PURPOSE: To explore the association between in-season training load measures and injury risk in professional Rugby Union players. Methods This was a one-season prospective cohort study of 173 Professional Rugby Union players from four English Premiership teams. Training load (duration x session-RPE) and time-loss injuries were recorded for all players for all pitch and gym based sessions. Generalised estimating equations were used to model the association between in-season training load measures and injury risk in the subsequent week.RESULTS: Injury risk increased linearly with one-week loads and week-to-week changes in loads, with a 2 standard deviation (SD) increase in these variables (1245 AU and 1069 AU, respectively) associated with odds ratios of 1.68 (95% CI 1.05-2.68) and 1.58 (95% CI: 0.98-2.54). When compared with the reference group (<3684 AU), a significant non-linear effect was evident for four-week cumulative loads, with a likely beneficial reduction in injury risk associated with intermediate loads of 5932 to 8651 AU (OR: 0.55, 95% CI: 0.22-1.38) (this range equates to around four weeks of average in-season training load), and a likely harmful effect evident for higher loads of >8651 AU (OR: 1.39, 95% CI: 0.98-1.98).CONCLUSIONS: Players had an increased risk of injury if they had high one-week cumulative loads (1245 AU), or large week-to-week changes in load (1069 AU). In addition, a 'U-shaped' relationship was observed for four-week cumulative loads, with an apparent increase in risk associated with higher loads (>8651 AU). These measures should therefore be monitored to inform injury risk reduction strategies.

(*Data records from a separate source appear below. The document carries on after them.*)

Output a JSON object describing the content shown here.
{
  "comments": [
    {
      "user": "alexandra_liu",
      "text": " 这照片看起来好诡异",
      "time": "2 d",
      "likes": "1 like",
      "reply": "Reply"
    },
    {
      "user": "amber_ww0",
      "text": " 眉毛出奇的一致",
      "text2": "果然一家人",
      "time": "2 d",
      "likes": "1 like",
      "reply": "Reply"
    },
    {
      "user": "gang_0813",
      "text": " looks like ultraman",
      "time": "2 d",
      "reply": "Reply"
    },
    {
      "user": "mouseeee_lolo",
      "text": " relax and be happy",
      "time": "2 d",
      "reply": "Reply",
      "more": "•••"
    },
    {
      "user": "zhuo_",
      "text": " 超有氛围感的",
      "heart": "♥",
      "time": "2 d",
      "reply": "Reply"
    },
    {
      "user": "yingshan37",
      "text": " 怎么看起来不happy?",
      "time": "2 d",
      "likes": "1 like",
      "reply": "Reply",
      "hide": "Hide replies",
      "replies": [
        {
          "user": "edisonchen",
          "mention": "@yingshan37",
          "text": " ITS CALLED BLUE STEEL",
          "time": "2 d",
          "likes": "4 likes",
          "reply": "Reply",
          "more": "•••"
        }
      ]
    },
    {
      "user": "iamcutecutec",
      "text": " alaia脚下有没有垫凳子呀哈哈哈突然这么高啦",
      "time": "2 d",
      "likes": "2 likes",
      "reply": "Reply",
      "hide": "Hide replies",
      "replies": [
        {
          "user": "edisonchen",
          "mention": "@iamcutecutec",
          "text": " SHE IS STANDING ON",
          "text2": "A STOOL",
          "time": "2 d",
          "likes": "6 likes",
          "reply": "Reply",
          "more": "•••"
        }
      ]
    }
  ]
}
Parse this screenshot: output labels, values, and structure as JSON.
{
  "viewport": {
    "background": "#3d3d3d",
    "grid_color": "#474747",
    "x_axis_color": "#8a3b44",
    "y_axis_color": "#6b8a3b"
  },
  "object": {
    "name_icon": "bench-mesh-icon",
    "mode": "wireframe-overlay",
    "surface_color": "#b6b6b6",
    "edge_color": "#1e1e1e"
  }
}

|Number of pages||6|
|Journal||International Journal of Sports Physiology and Performance|
|Early online date||26 Aug 2015|
|Publication status||Published - 1 Apr 2016|